Dobbin said much of her art, which is regularly displayed at ArtSLAM Studio in the Kitsap Mall, is fan art, featuring things people can recognize from “Doctor Who,” “Supernatural,” “Alice in Wonderland” and more.

“A fellow artist said the cool thing about my art is kids come in and they’re bored … and they see my art and go, ‘That’s a Tardis! I know what that is,’ ” Dobbin said. “It makes young people want to do art, because they see it and think, ‘Wow, art isn’t just boring landscapes. It can be anything that inspires you.’ ”

And that’s Dobbin’s goal, and the goal of ArtSLAM, she said: bringing art to kids.

“My goal is to make sure that every kid in this community has access to art,” she said. “To make sure all the kids, and adults, have access to affordable art classes, taught professionally.”

Making the Gyarados sculpture, she said, is just one more way to bring art to the community.

“(We’re) basically just trying to open up to the community a whole new accessible art, and to start with the kids,” Dobbin said. “You start with the kids because if you learn art when you’re young, it’s something you’ll do for the rest of our life, because once you get the knack of it and the hang of it and the love of it, it’s just something you never let go.”

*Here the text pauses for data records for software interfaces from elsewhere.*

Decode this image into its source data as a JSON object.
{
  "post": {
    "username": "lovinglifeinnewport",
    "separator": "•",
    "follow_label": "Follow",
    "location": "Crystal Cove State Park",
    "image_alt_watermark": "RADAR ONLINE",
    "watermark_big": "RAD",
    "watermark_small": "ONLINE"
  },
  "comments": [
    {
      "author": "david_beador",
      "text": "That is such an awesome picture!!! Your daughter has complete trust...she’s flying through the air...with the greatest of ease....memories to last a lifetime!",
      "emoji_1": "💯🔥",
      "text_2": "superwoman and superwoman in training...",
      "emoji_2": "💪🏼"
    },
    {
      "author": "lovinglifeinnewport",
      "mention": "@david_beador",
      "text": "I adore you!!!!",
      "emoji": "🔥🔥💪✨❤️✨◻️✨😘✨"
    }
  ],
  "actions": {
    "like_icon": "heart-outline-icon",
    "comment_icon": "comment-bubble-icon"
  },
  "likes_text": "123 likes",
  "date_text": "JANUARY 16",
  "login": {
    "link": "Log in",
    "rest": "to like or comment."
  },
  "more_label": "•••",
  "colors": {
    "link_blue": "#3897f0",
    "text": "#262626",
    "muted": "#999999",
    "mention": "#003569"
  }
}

Will she and her family create more Pokémon statues in their community? Well, Dobbin said they’ve already discussed the possibility of building a Pikachu statue.

“We really would like to do more artwork, in general, more outdoor artwork down at the marina to make it a place you can go to see sculptures,” Dobbin said.

“Art is something that, when you’re an artist, you can’t not do. You have to have a project in the works. At least one, if not more. I have several.”

Colleen Dobbin works on the skull of Gyarados for the community art project she’s completing with her family. The statue will be in the water of Brownsville Marina, attached to a wave protector Dobbin described as looking “like the spine of some sea animal.” Photo by Michelle Beahm